ESA 2019 Biodiversity Data Dialogues
Biodiversity Data Dialogues
Ecologists are increasingly using large data sets to address current and looming environmental issues, but recent papers call for new tools and methods as well as cross-discipline collaborations to ensure that ecological researchers get the information they need now and in the future. By looking at funding trends, journals, publications, and researcher interest, it is clear that the ecological research community is rapidly developing new methods to access and use large data sets. In this special session, NEON (National Ecological Observatory Network), iDigBio (Integrated Digitized Biocollections), and GBIF (Global Biodiversity Information Facility), all supported by the National Science Foundation, invite you to join an interactive dialogue on four key data topics, including data transparency, data integration, data archival policies, and data citation policies. Molecular biologists use Genbank, BOLD and other data tools; and biodiversity collections, museum, and citizen science biodiversity data are accessible through GBIF. And ecology is moving rapidly toward higher data transparency and data integration. Concurrently, ecology journals are developing data archival and data citation policies. This highly interactive session offers a unique opportunity to bring innovative thought and forward-thinking discussions and discourse on these four hot data topics introduced by domain experts and discussed via thematic panels. Whatever the size of your ecological project - share your valuable perspectives with us and learn from colleagues in the field.
GBIF, iDigBio, and NEON bring you this collaborative discussion at the Ecological Society of American Meeting 2019 in Louisville, KY on August 12th.
Over 75 people joined us for this interactive discussion session.
In this interactive session, the presenters and audience asked questions. What follows is a compilation of these.
- How many published data in an open fashion?
- Most of the people in the room
- How many felt comfortable with the process?
- Half of the room
- How many have heard of FAIR?
- About ⅓ of the room

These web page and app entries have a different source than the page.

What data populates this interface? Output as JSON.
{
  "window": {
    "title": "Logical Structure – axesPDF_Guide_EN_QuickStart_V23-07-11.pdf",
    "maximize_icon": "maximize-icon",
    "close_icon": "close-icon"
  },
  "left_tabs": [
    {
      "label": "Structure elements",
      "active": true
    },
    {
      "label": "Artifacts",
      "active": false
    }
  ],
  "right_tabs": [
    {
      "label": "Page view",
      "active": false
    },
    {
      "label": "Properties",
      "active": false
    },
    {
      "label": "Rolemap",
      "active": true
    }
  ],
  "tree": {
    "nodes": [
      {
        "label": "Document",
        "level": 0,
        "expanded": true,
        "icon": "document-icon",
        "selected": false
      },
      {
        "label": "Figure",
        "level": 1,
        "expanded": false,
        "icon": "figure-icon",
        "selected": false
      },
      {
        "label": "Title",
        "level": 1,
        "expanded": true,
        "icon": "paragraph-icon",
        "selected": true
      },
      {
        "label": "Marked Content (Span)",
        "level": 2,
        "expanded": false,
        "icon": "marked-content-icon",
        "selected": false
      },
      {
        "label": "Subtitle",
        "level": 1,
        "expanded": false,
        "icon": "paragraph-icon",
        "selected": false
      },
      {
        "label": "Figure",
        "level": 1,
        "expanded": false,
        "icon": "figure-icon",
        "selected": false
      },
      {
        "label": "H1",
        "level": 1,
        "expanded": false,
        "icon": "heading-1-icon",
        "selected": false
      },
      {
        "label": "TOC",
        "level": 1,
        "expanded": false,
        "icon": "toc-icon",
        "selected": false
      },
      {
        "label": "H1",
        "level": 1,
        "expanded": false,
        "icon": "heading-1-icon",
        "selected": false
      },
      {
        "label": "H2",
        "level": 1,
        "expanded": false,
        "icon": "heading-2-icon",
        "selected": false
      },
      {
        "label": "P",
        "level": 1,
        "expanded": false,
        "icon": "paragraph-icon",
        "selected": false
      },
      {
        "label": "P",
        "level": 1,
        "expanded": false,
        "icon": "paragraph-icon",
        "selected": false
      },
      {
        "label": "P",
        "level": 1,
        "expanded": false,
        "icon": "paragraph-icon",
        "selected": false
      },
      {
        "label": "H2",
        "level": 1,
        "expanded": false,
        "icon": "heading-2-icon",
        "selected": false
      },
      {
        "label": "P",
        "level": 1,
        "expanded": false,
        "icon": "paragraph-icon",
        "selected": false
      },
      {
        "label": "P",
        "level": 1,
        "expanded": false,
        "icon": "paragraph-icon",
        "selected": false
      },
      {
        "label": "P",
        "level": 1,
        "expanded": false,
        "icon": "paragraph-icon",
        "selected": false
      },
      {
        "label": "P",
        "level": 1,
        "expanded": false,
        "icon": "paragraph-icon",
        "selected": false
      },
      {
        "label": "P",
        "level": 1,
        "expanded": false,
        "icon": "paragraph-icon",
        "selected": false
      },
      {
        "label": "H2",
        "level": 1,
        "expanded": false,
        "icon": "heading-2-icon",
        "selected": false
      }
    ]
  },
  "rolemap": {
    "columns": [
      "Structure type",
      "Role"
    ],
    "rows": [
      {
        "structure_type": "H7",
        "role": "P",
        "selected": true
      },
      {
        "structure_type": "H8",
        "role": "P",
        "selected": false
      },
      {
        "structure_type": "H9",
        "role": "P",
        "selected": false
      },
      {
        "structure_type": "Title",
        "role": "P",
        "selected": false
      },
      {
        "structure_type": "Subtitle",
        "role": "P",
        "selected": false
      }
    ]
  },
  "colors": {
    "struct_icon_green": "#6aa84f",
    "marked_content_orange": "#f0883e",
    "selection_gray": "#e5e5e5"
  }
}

What other words do you think of when you hear Findable?
- Public access
- No paywall
- How many people have ORCIDs?
- Most of the room
- How many people have heard of iDigBio? ⅓ of the room
- How many have had to aggregate disparate datasets? ¼ of the room
- How would you do it differently?
- Ask all the contributors to use the same template ahead of time
- How may have heard of DarwinCore, EML? ~10+ people
- How many are actively sharing data? Any comments on that?
- Denver Botanic Gardens have hired a person to do this - helps decrease latency significantly
- Takes a lot of time - georeferencing standardization very challenging
- What do you do before working with synthetic datasets?
- Placeholders in data - NAs vs zeroes
- Geocoordinate QC
- Outlier detection
- How many are familiar with the rank abundance distribution?
- ¼ of the room
- Who is familiar with SEINet?
- Only a handful
Questions from the audience
- Communicating back to the creators of the datasets - what are concrete ways that this is happening so people can do this, or is it just a goal?
- Failure to understand that taxonomic names need to include the authority (e.g. the taxon concept) - data providers do not do this - what source are each data providers using?
- I use GBIF a lot for my research. Put in request for all the mammals in N. Amer. - too big. Went to R to make it more manageable to pull in records one species at a time, but ended up with so many of DOIs. What is the right doi to use?
- What is the vision for managing errors in GBIF data? And what do you do with DOIs?
- What efforts are being done to fill in the gaps for global biodiversity given that tropical systems are not well known?
- What are your organizations doing to advocate with different journals to use the DOIs (e.g., limitations on number of citations)?
- More of a comment: Statistical issues around rare species - biases the science we can do